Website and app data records
════════════════════
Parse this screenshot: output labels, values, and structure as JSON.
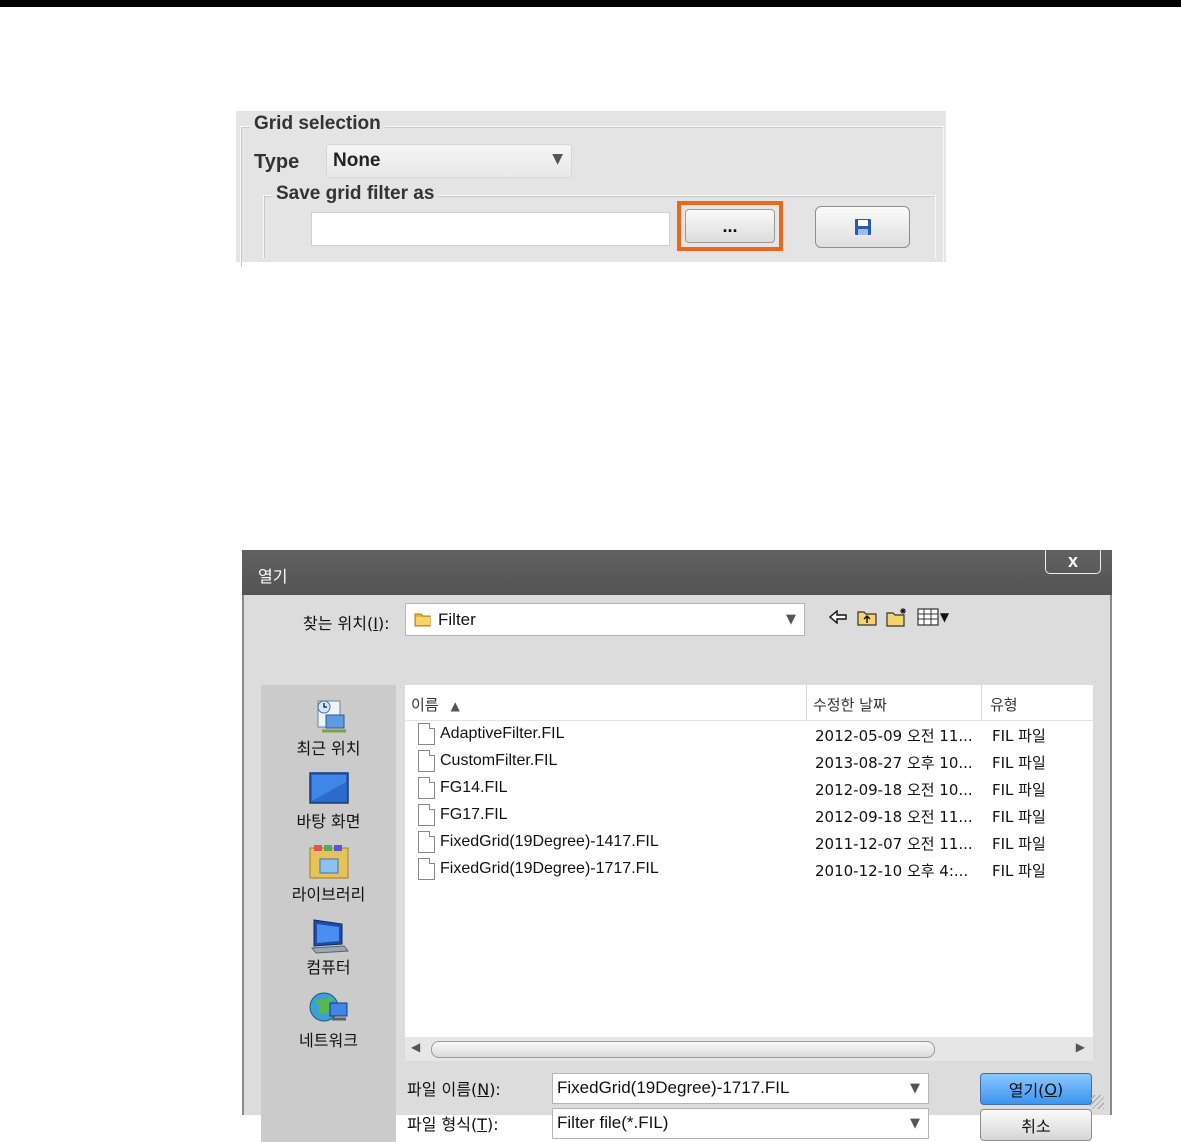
{
  "grid_panel": {
    "legend": "Grid selection",
    "type_label": "Type",
    "type_value": "None",
    "save_legend": "Save grid filter as",
    "save_input_value": "",
    "browse_label": "...",
    "save_icon": "floppy-disk-icon",
    "highlight_color": "#e8681c"
  },
  "dialog": {
    "title": "열기",
    "close_label": "x",
    "lookin_label_prefix": "찾는 위치(",
    "lookin_label_key": "I",
    "lookin_label_suffix": "):",
    "lookin_value": "Filter",
    "places": [
      {
        "label": "최근 위치",
        "icon": "recent-places-icon"
      },
      {
        "label": "바탕 화면",
        "icon": "desktop-icon"
      },
      {
        "label": "라이브러리",
        "icon": "libraries-icon"
      },
      {
        "label": "컴퓨터",
        "icon": "computer-icon"
      },
      {
        "label": "네트워크",
        "icon": "network-icon"
      }
    ],
    "columns": {
      "name": "이름",
      "date": "수정한 날짜",
      "type": "유형"
    },
    "files": [
      {
        "name": "AdaptiveFilter.FIL",
        "date": "2012-05-09 오전 11...",
        "type": "FIL 파일"
      },
      {
        "name": "CustomFilter.FIL",
        "date": "2013-08-27 오후 10...",
        "type": "FIL 파일"
      },
      {
        "name": "FG14.FIL",
        "date": "2012-09-18 오전 10...",
        "type": "FIL 파일"
      },
      {
        "name": "FG17.FIL",
        "date": "2012-09-18 오전 11...",
        "type": "FIL 파일"
      },
      {
        "name": "FixedGrid(19Degree)-1417.FIL",
        "date": "2011-12-07 오전 11...",
        "type": "FIL 파일"
      },
      {
        "name": "FixedGrid(19Degree)-1717.FIL",
        "date": "2010-12-10 오후 4:...",
        "type": "FIL 파일"
      }
    ],
    "filename_label_prefix": "파일 이름(",
    "filename_label_key": "N",
    "filename_label_suffix": "):",
    "filename_value": "FixedGrid(19Degree)-1717.FIL",
    "filetype_label_prefix": "파일 형식(",
    "filetype_label_key": "T",
    "filetype_label_suffix": "):",
    "filetype_value": "Filter file(*.FIL)",
    "open_label_prefix": "열기(",
    "open_label_key": "O",
    "open_label_suffix": ")",
    "cancel_label": "취소",
    "accent_color": "#3b95f0"
  }
}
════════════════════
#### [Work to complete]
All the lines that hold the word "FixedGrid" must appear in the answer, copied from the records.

#### [Exercise solution]
        "name": "FixedGrid(19Degree)-1417.FIL",
        "name": "FixedGrid(19Degree)-1717.FIL",
    "filename_value": "FixedGrid(19Degree)-1717.FIL",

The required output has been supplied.